Given all the available information on an area, wading through the valueless information can be a chore. The term segmentation is often applied to similar data in the CRM sphere, where basically you want to see data broken down in segments and compared, e.g., where X > 10 and Y < 10 and Z == 1. Now imagine trying these X, Y and Z parameters are mapped to a multidimensional space, and you have to split this fuzzy sphere of decision points into predictable and unpredictable events, based on the available parameters.
Unfortunately, no-one is willing to let us experiment yet with one of those new-fangled D-Wave (reputed-to-be) quantum computers, so we need to find global minimums and maximums within multi-dimensional data the traditional way… through back-breaking data analysis.
This leads us into a whole area of choosing the right technology for supervised learning, be it support vector machines, naive bayes classifiers, neural networks or some pipeline of multiple methods.
Borrowing a theme from the good Viktor Frankl, and twisting it completely around, in a world of random chance the only choice we have left is where and when to bet. Exercising our free will, hopefully backed up with some heavyweight statistical analysis, offers at least the illusion of being able to pick a few winners. However, in order to succeed, all forms of external bias should be removed, especially useless crap about a horse having a lucky name, or having a particular appeal towards any given team.
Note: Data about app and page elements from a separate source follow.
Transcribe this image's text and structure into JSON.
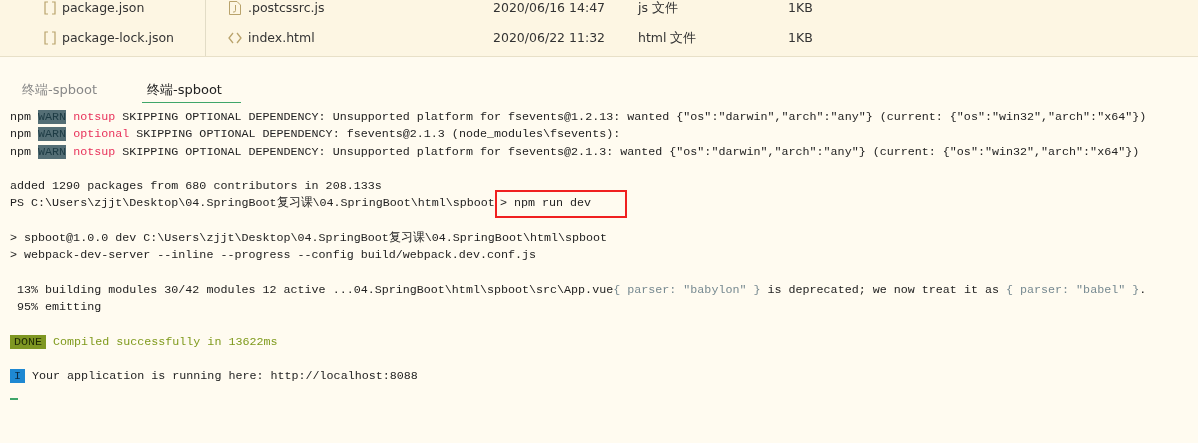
{
  "tree": [
    {
      "name": "package.json"
    },
    {
      "name": "package-lock.json"
    }
  ],
  "files": [
    {
      "kind": "script",
      "name": ".postcssrc.js",
      "date": "2020/06/16 14:47",
      "type": "js 文件",
      "size": "1KB"
    },
    {
      "kind": "code",
      "name": "index.html",
      "date": "2020/06/22 11:32",
      "type": "html 文件",
      "size": "1KB"
    }
  ],
  "tabs": [
    {
      "label": "终端-spboot",
      "selected": false
    },
    {
      "label": "终端-spboot",
      "selected": true
    }
  ],
  "terminal": [
    [
      [
        {
          "kind": "plain",
          "text": "npm "
        },
        {
          "kind": "warn",
          "text": "WARN"
        },
        {
          "kind": "pink",
          "text": "notsup"
        },
        {
          "kind": "plain",
          "text": " SKIPPING OPTIONAL DEPENDENCY: Unsupported platform for fsevents@1.2.13: wanted {\"os\":\"darwin\",\"arch\":\"any\"} (current: {\"os\":\"win32\",\"arch\":\"x64\"})"
        }
      ],
      [
        {
          "kind": "plain",
          "text": "npm "
        },
        {
          "kind": "warn",
          "text": "WARN"
        },
        {
          "kind": "pink",
          "text": "optional"
        },
        {
          "kind": "plain",
          "text": " SKIPPING OPTIONAL DEPENDENCY: fsevents@2.1.3 (node_modules\\fsevents):"
        }
      ],
      [
        {
          "kind": "plain",
          "text": "npm "
        },
        {
          "kind": "warn",
          "text": "WARN"
        },
        {
          "kind": "pink",
          "text": "notsup"
        },
        {
          "kind": "plain",
          "text": " SKIPPING OPTIONAL DEPENDENCY: Unsupported platform for fsevents@2.1.3: wanted {\"os\":\"darwin\",\"arch\":\"any\"} (current: {\"os\":\"win32\",\"arch\":\"x64\"})"
        }
      ]
    ],
    [
      [
        {
          "kind": "plain",
          "text": "added 1290 packages from 680 contributors in 208.133s"
        }
      ],
      [
        {
          "kind": "plain",
          "text": "PS C:\\Users\\zjjt\\Desktop\\04.SpringBoot复习课\\04.SpringBoot\\html\\spboot"
        },
        {
          "kind": "boxed",
          "text": "> npm run dev"
        }
      ]
    ],
    [
      [
        {
          "kind": "plain",
          "text": "> spboot@1.0.0 dev C:\\Users\\zjjt\\Desktop\\04.SpringBoot复习课\\04.SpringBoot\\html\\spboot"
        }
      ],
      [
        {
          "kind": "plain",
          "text": "> webpack-dev-server --inline --progress --config build/webpack.dev.conf.js"
        }
      ]
    ],
    [
      [
        {
          "kind": "plain",
          "text": " 13% building modules 30/42 modules 12 active ...04.SpringBoot\\html\\spboot\\src\\App.vue"
        },
        {
          "kind": "muted",
          "text": "{ parser: \"babylon\" }"
        },
        {
          "kind": "plain",
          "text": " is deprecated; we now treat it as "
        },
        {
          "kind": "muted",
          "text": "{ parser: \"babel\" }"
        },
        {
          "kind": "plain",
          "text": "."
        }
      ],
      [
        {
          "kind": "plain",
          "text": " 95% emitting"
        }
      ]
    ],
    [
      [
        {
          "kind": "done",
          "text": "DONE"
        },
        {
          "kind": "success",
          "text": "Compiled successfully in 13622ms"
        }
      ]
    ],
    [
      [
        {
          "kind": "info",
          "text": "I"
        },
        {
          "kind": "plain",
          "text": " Your application is running here: http://localhost:8088"
        }
      ]
    ]
  ]
}
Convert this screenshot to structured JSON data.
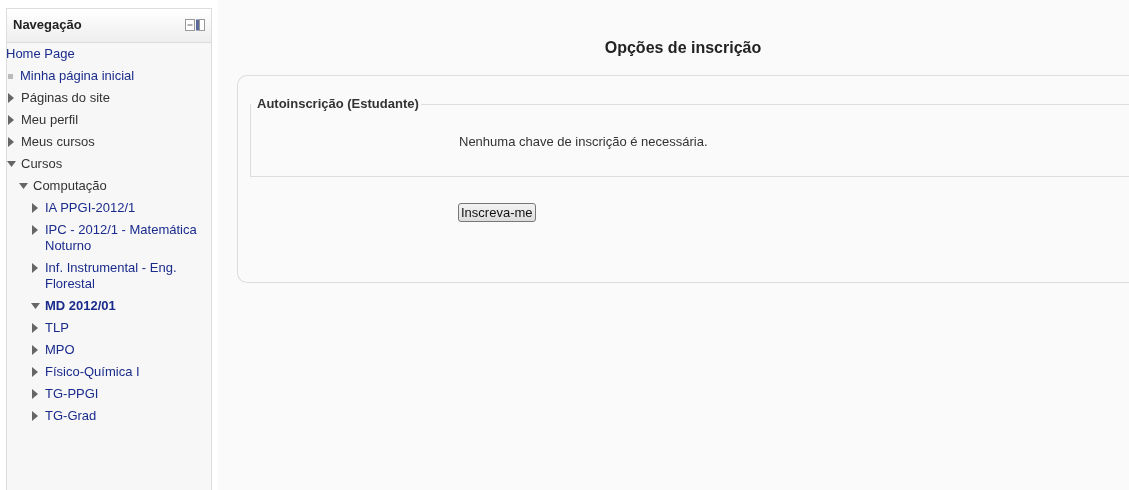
{
  "navigation": {
    "title": "Navegação",
    "items": [
      {
        "label": "Home Page",
        "kind": "home"
      },
      {
        "label": "Minha página inicial",
        "kind": "page"
      },
      {
        "label": "Páginas do site",
        "kind": "category",
        "expanded": false
      },
      {
        "label": "Meu perfil",
        "kind": "category",
        "expanded": false
      },
      {
        "label": "Meus cursos",
        "kind": "category",
        "expanded": false
      },
      {
        "label": "Cursos",
        "kind": "category",
        "expanded": true,
        "children": [
          {
            "label": "Computação",
            "kind": "category",
            "expanded": true,
            "children": [
              {
                "label": "IA PPGI-2012/1",
                "kind": "course",
                "expanded": false,
                "selected": false
              },
              {
                "label": "IPC - 2012/1 - Matemática Noturno",
                "kind": "course",
                "expanded": false,
                "selected": false
              },
              {
                "label": "Inf. Instrumental - Eng. Florestal",
                "kind": "course",
                "expanded": false,
                "selected": false
              },
              {
                "label": "MD 2012/01",
                "kind": "course",
                "expanded": true,
                "selected": true
              },
              {
                "label": "TLP",
                "kind": "course",
                "expanded": false,
                "selected": false
              },
              {
                "label": "MPO",
                "kind": "course",
                "expanded": false,
                "selected": false
              },
              {
                "label": "Físico-Química I",
                "kind": "course",
                "expanded": false,
                "selected": false
              },
              {
                "label": "TG-PPGI",
                "kind": "course",
                "expanded": false,
                "selected": false
              },
              {
                "label": "TG-Grad",
                "kind": "course",
                "expanded": false,
                "selected": false
              }
            ]
          }
        ]
      }
    ]
  },
  "main": {
    "title": "Opções de inscrição",
    "fieldset": {
      "legend": "Autoinscrição (Estudante)",
      "message": "Nenhuma chave de inscrição é necessária."
    },
    "button": "Inscreva-me"
  }
}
As such, anyone wanting to improve their odds should stick to the following rules,
1. The model is right, you are probably wrong.
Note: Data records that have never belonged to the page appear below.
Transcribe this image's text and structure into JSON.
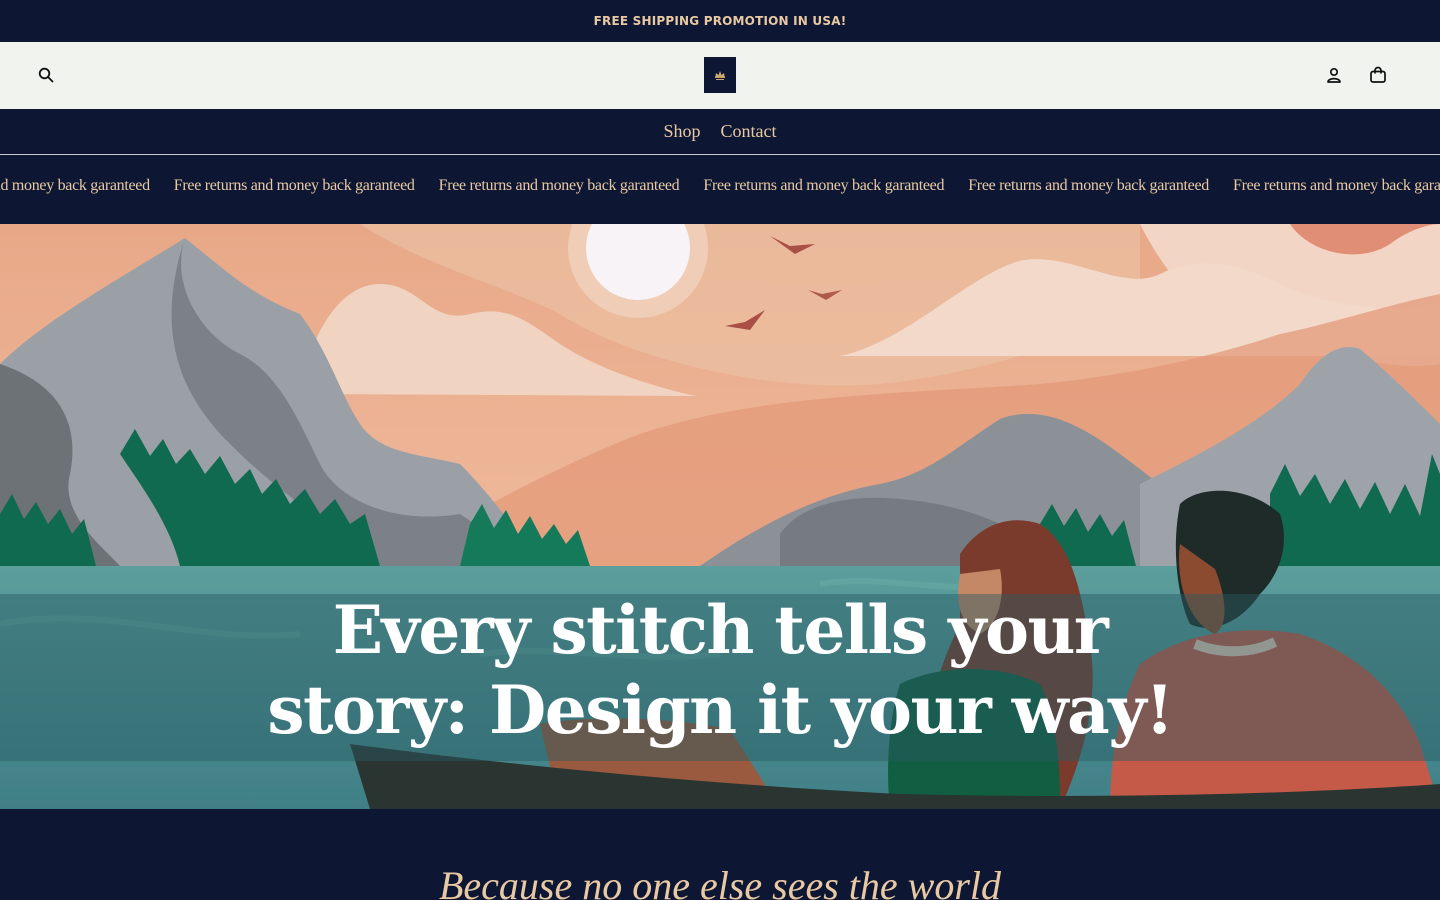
{
  "announcement": {
    "text": "FREE SHIPPING PROMOTION IN USA!"
  },
  "header": {
    "search_icon": "search-icon",
    "logo": "store-logo",
    "account_icon": "user-icon",
    "cart_icon": "shopping-bag-icon"
  },
  "nav": {
    "items": [
      {
        "label": "Shop"
      },
      {
        "label": "Contact"
      }
    ]
  },
  "marquee": {
    "text": "Free returns and money back garanteed",
    "items": [
      "Free returns and money back garanteed",
      "Free returns and money back garanteed",
      "Free returns and money back garanteed",
      "Free returns and money back garanteed",
      "Free returns and money back garanteed",
      "Free returns and money back garanteed"
    ]
  },
  "hero": {
    "line1": "Every stitch tells your",
    "line2": "story: Design it your way!"
  },
  "tagline": {
    "text": "Because no one else sees the world"
  },
  "colors": {
    "navy": "#0d1733",
    "gold": "#e9c9a4",
    "header_bg": "#f1f3ef"
  }
}
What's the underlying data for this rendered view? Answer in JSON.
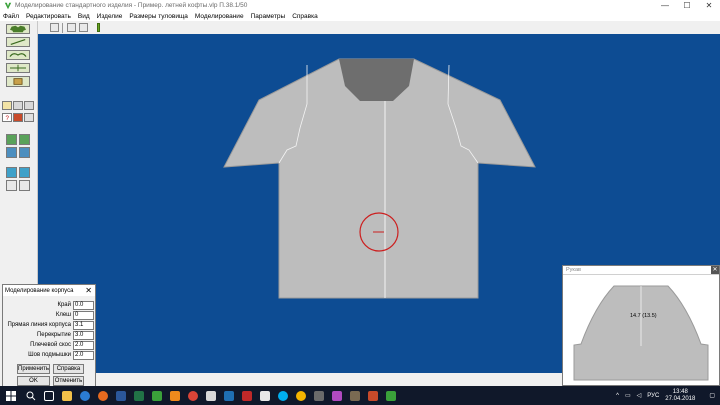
{
  "window": {
    "title": "Моделирование стандартного изделия - Пример. летней кофты.vlp     П.38.1/50",
    "controls": {
      "minimize": "—",
      "maximize": "☐",
      "close": "✕"
    }
  },
  "menu": [
    "Файл",
    "Редактировать",
    "Вид",
    "Изделие",
    "Размеры туловища",
    "Моделирование",
    "Параметры",
    "Справка"
  ],
  "colors": {
    "canvas": "#0d4c93",
    "garment": "#bdbdbd",
    "neckline": "#6e6e6e",
    "accent_green": "#6aa624",
    "marker_red": "#cc1f1f",
    "taskbar": "#10182a"
  },
  "dialog": {
    "title": "Моделирование корпуса",
    "close": "✕",
    "fields": [
      {
        "label": "Край",
        "value": "0.0"
      },
      {
        "label": "Клеш",
        "value": "0"
      },
      {
        "label": "Прямая линия корпуса",
        "value": "3.1"
      },
      {
        "label": "Перекрытие",
        "value": "3.0"
      },
      {
        "label": "Плечевой скос",
        "value": "2.0"
      },
      {
        "label": "Шов подмышки",
        "value": "2.0"
      }
    ],
    "buttons": {
      "apply": "Применить",
      "help": "Справка",
      "ok": "OK",
      "cancel": "Отменить"
    }
  },
  "preview": {
    "title": "Рукав",
    "close": "✕",
    "measure_label": "14.7  (13.5)"
  },
  "taskbar": {
    "icons": [
      "start-icon",
      "search-icon",
      "task-view-icon",
      "explorer-icon",
      "edge-icon",
      "firefox-icon",
      "word-icon",
      "excel-icon",
      "app-icon",
      "vlc-icon",
      "chrome-icon",
      "paint-icon",
      "photos-icon",
      "media-icon",
      "camera-icon",
      "skype-icon",
      "chrome-icon",
      "settings-icon",
      "app-icon",
      "gimp-icon",
      "vector-icon",
      "pattern-app-icon"
    ],
    "language": "РУС",
    "time": "13:48",
    "date": "27.04.2018"
  }
}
2. Don’t trust your luck.
3. It’s a marathon, not a sprint.
4. Don’t chase lost causes.
There is a large, and ever growing market in the area of on-line gambling, with worldwide revenues of upwards of $50 billion USD. However, the market may be considered new, but it still quite traditional, in the sense there are providers (the online bookmakers, casinos, etc.) and clients who place bets with providers. No more different from walking into a bookies shop, scrawling a horse’s name on a betting slip, and giving the cashier some money. And like traditional betting markets, between 95% and 98% of clients end up making a loss in the long term.
Do you see how ‘traditional’ on-line bookmaking can be… like its old-school cousin maybe only 2% of clients ever seeing a profit? It gets worse, as the vast majority of clients see a very minimal return, with maybe 99% of this 2% of clients barely breaking even. Sure, there’s probably a very, very, teeny-tiny number of punters who make significant gains, but lets face it, that won’t be you. The numbers are just too much against you with the way in which the majority of people gamble. Two principal factors serve to limit the vast majority of punter’s revenue possibilities – a lack of analytic capabilities, and a bias towards short term gain.
Taking the latter factor first, colloquially, the long-term strategy is backed up by a story from a friend working in one of the major on-line bookmakers in the UK. One of their on-line clients was consistently making a large profit every quarter, and my friend was asked to analyze their betting behaviour. It turned out this individual was “merely” placing very large sums on almost sure-fire bets. Although the modest return for the large outlay was risky, this individual turned over sufficient revenue to compete with an executive-level salary. In short, this punter was playing the long-game, and it was paying off.
But back to analytics – how do most people place bets in the first place? Sure, some will study the odds, get the occasional tip and try for various savvy doubling-up or doubling-down strategies. However, the dull mass of betting clients will try to guess a lucky horse, have a bias towards a particular trainer, or refuse to bet against their favourite football team. All these inputs only serve to skew a cold analytical evaluation of the odds. While inside information and expert bias may work for well-informed players in the field, jockeys, reserve team coaches, etc., they are unavailable to the average punter in the street.
There is a niche is seems, to provide some guidance to a large swathe of impulsive, happy-go-lucky gamblers who trust instinct over data. I’m “betting” that at least some of them would take a data-driven approach if is was sufficiently accessible, available and workable. So, with that as a taster for the problem area, I’ll leave you to ponder what form such a client-serving analytics capability may take, and what you could do with a fair data-driven assessment of the odds for a match, horse-race or other sporting event. The betting companies build predictive models, so why shouldn’t you?